Directions: Each of the lines below must be restated exactly.

◆ ◆ ◆ ◆

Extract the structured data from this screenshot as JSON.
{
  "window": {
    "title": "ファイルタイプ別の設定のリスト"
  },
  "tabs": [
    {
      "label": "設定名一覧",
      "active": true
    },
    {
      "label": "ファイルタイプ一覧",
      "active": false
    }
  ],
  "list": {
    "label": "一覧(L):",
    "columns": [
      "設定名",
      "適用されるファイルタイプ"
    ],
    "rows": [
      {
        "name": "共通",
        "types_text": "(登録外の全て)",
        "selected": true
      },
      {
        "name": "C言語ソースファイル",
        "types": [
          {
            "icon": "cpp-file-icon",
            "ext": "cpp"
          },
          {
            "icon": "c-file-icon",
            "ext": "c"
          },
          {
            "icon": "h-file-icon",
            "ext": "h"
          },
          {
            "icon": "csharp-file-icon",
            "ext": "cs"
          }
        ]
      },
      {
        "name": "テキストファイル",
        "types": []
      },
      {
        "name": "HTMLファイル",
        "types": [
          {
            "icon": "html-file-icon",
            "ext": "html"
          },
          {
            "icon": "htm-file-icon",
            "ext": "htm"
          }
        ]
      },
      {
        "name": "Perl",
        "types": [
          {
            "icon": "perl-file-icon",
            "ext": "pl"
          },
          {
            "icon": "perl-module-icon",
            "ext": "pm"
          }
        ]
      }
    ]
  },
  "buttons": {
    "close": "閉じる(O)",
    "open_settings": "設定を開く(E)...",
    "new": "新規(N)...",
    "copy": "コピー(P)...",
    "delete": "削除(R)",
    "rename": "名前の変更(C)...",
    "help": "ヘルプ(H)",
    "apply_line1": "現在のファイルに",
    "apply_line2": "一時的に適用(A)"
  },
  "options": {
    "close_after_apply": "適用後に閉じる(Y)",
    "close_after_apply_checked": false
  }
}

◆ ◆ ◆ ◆

Response area:
Extract the structured data from this screenshot as JSON.
{
  "window": {
    "title": "ファイルタイプ別の設定のリスト"
  },
  "tabs": [
    {
      "label": "設定名一覧",
      "active": true
    },
    {
      "label": "ファイルタイプ一覧",
      "active": false
    }
  ],
  "list": {
    "label": "一覧(L):",
    "columns": [
      "設定名",
      "適用されるファイルタイプ"
    ],
    "rows": [
      {
        "name": "共通",
        "types_text": "(登録外の全て)",
        "selected": true
      },
      {
        "name": "C言語ソースファイル",
        "types": [
          {
            "icon": "cpp-file-icon",
            "ext": "cpp"
          },
          {
            "icon": "c-file-icon",
            "ext": "c"
          },
          {
            "icon": "h-file-icon",
            "ext": "h"
          },
          {
            "icon": "csharp-file-icon",
            "ext": "cs"
          }
        ]
      },
      {
        "name": "テキストファイル",
        "types": []
      },
      {
        "name": "HTMLファイル",
        "types": [
          {
            "icon": "html-file-icon",
            "ext": "html"
          },
          {
            "icon": "htm-file-icon",
            "ext": "htm"
          }
        ]
      },
      {
        "name": "Perl",
        "types": [
          {
            "icon": "perl-file-icon",
            "ext": "pl"
          },
          {
            "icon": "perl-module-icon",
            "ext": "pm"
          }
        ]
      }
    ]
  },
  "buttons": {
    "close": "閉じる(O)",
    "open_settings": "設定を開く(E)...",
    "new": "新規(N)...",
    "copy": "コピー(P)...",
    "delete": "削除(R)",
    "rename": "名前の変更(C)...",
    "help": "ヘルプ(H)",
    "apply_line1": "現在のファイルに",
    "apply_line2": "一時的に適用(A)"
  },
  "options": {
    "close_after_apply": "適用後に閉じる(Y)",
    "close_after_apply_checked": false
  }
}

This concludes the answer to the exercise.